(Data supplied begins)
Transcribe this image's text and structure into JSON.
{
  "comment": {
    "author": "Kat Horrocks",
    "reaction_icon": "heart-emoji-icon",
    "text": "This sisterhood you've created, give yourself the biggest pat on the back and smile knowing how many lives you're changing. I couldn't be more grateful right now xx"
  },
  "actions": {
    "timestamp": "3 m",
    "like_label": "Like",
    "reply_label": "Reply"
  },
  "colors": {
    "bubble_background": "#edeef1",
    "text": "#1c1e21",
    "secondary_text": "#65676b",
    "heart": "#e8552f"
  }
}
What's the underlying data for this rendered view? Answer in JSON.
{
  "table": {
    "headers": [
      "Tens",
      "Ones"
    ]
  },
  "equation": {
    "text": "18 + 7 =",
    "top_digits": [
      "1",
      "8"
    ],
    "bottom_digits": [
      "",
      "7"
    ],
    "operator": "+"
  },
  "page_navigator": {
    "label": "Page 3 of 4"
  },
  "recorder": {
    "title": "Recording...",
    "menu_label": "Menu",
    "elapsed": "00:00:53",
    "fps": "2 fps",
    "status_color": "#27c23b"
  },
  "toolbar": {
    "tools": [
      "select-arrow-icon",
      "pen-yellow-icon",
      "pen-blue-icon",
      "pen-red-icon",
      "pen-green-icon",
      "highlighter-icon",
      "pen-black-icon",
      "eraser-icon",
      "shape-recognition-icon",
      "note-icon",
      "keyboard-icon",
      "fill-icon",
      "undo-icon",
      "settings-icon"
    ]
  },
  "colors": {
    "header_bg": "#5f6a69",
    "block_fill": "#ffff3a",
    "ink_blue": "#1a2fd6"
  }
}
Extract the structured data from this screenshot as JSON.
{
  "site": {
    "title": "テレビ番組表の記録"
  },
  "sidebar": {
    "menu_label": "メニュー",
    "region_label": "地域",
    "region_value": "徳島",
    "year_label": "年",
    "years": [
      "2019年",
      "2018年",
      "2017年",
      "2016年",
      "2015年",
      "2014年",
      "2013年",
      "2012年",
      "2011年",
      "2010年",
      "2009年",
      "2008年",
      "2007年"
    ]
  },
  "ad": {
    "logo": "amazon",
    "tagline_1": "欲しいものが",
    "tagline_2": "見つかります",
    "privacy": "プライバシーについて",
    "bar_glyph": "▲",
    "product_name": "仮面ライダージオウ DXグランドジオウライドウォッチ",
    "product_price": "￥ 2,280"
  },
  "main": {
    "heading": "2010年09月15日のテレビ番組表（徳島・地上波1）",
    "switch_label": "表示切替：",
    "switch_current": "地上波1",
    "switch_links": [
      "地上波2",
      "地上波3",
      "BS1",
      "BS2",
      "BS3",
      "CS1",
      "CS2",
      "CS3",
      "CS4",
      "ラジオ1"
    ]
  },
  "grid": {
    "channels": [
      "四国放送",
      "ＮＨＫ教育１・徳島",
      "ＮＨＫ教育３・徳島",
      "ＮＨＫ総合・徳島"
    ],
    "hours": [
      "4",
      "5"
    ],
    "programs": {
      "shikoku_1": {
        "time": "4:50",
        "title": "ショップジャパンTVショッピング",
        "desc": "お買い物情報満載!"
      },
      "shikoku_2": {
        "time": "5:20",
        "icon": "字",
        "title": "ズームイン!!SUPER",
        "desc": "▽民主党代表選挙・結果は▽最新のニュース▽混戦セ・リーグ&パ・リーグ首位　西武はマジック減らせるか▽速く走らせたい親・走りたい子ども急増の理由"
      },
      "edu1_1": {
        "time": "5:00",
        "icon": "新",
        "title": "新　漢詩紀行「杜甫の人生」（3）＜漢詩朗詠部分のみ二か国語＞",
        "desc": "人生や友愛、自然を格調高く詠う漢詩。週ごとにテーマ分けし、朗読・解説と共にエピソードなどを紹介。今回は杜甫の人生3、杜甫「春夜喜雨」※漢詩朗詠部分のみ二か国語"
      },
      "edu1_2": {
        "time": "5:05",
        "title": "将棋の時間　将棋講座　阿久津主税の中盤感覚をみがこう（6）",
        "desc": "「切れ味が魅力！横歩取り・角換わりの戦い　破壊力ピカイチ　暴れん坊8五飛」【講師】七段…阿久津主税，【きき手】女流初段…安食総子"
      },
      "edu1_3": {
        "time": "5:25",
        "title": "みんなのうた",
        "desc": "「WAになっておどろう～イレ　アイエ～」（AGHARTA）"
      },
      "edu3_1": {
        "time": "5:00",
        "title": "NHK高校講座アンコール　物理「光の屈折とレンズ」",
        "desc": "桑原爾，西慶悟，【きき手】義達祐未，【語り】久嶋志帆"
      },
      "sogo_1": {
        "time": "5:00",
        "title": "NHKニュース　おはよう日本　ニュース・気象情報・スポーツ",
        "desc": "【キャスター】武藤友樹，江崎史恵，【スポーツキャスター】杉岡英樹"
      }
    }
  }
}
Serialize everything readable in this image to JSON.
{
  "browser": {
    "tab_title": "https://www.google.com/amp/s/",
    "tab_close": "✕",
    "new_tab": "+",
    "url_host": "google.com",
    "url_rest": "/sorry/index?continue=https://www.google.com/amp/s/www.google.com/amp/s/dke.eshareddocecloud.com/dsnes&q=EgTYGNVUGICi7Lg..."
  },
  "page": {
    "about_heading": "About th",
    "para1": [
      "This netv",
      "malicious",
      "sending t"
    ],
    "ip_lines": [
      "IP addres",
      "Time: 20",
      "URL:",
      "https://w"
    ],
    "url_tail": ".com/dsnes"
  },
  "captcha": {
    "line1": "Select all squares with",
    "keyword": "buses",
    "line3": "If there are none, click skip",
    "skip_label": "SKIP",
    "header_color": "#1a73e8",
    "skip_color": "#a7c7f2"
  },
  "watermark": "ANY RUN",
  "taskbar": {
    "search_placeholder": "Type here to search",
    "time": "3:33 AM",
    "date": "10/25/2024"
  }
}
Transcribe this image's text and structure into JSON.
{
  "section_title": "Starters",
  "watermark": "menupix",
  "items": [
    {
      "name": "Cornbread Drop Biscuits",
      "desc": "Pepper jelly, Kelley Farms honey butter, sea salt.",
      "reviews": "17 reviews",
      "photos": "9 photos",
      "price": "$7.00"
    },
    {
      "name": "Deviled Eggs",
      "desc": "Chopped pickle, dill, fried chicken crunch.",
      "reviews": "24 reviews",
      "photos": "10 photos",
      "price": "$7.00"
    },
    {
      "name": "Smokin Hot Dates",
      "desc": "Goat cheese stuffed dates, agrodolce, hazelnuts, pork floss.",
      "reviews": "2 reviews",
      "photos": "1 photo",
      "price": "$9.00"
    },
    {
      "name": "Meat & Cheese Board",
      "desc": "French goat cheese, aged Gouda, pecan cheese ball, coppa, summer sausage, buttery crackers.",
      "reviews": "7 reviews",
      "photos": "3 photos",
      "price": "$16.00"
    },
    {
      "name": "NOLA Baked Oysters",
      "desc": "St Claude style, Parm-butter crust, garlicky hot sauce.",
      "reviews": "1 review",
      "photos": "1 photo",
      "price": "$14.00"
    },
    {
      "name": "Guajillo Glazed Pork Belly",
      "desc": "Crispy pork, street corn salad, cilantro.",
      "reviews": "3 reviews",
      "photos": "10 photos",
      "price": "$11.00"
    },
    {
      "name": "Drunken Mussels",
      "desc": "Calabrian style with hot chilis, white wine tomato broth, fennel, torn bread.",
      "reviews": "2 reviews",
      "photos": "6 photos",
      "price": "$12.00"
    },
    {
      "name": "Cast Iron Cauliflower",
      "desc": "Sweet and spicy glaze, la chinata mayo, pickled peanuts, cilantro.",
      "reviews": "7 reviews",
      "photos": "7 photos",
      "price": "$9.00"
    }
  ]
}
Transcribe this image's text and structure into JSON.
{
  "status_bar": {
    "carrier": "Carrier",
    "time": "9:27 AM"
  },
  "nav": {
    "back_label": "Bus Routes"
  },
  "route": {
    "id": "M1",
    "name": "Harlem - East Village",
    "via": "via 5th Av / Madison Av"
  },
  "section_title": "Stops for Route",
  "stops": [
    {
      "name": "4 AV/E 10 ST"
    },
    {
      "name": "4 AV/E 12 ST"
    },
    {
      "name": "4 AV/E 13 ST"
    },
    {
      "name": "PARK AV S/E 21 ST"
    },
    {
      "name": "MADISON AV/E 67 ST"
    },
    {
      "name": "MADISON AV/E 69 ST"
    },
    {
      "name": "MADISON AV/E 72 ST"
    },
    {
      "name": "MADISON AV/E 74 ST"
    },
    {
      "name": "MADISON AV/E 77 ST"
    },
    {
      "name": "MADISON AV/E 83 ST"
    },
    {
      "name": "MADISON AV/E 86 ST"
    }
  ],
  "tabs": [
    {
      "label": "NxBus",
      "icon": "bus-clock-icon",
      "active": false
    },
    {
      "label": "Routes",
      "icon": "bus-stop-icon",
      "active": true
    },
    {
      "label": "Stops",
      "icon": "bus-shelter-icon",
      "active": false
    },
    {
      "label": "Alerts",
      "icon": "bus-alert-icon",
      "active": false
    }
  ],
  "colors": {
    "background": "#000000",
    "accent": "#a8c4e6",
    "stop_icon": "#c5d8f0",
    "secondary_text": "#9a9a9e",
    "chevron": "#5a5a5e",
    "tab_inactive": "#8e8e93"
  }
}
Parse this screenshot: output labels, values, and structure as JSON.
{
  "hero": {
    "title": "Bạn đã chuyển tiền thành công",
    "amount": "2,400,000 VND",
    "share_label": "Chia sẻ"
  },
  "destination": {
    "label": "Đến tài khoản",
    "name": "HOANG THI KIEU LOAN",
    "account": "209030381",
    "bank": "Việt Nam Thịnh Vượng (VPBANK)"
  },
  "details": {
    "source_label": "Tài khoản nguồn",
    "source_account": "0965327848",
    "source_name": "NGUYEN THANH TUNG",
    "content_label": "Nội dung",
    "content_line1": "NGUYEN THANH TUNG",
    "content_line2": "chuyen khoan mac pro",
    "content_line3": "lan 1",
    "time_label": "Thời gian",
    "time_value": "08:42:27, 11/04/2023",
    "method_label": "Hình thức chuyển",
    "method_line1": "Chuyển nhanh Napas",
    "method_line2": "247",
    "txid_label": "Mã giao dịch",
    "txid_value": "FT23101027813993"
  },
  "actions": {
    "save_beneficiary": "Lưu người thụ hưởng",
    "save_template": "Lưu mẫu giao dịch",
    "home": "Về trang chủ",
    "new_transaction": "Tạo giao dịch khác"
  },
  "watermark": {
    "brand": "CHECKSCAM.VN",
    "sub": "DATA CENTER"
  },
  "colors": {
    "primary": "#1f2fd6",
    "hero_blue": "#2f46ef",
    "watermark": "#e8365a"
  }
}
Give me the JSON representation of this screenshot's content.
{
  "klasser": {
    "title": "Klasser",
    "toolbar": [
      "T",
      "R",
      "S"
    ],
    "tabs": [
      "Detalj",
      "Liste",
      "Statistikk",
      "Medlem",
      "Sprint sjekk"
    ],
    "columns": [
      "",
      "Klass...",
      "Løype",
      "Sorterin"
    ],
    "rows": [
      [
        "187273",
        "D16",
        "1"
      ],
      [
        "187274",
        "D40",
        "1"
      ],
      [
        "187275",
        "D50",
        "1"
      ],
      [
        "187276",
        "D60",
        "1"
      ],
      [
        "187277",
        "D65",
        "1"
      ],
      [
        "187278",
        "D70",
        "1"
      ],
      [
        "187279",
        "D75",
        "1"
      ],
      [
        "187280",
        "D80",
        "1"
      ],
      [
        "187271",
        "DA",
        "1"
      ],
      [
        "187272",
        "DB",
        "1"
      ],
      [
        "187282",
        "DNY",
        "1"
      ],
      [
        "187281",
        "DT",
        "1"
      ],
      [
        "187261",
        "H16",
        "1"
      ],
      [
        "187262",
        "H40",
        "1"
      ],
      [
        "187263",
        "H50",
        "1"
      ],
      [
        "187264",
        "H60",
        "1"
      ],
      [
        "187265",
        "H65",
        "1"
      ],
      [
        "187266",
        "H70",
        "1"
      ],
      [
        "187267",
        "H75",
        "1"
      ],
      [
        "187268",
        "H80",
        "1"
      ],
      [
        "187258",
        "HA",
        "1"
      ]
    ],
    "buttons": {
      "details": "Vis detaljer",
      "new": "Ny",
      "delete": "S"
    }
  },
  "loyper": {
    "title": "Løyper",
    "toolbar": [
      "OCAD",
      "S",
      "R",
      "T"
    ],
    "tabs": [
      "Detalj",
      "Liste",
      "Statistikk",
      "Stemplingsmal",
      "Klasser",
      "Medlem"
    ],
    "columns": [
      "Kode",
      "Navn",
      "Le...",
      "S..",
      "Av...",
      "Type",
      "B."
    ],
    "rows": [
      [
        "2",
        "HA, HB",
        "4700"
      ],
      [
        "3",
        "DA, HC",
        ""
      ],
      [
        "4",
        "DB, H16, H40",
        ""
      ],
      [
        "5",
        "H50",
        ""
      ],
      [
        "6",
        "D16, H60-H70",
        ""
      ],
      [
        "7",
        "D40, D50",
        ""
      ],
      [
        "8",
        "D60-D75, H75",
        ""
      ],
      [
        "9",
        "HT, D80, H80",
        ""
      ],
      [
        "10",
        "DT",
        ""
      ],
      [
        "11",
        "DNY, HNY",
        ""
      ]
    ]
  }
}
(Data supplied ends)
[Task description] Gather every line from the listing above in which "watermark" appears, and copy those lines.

[Finished exercise]
  "watermark": "ANY RUN",
  "watermark": "menupix",
  "watermark": {
    "watermark": "#e8365a"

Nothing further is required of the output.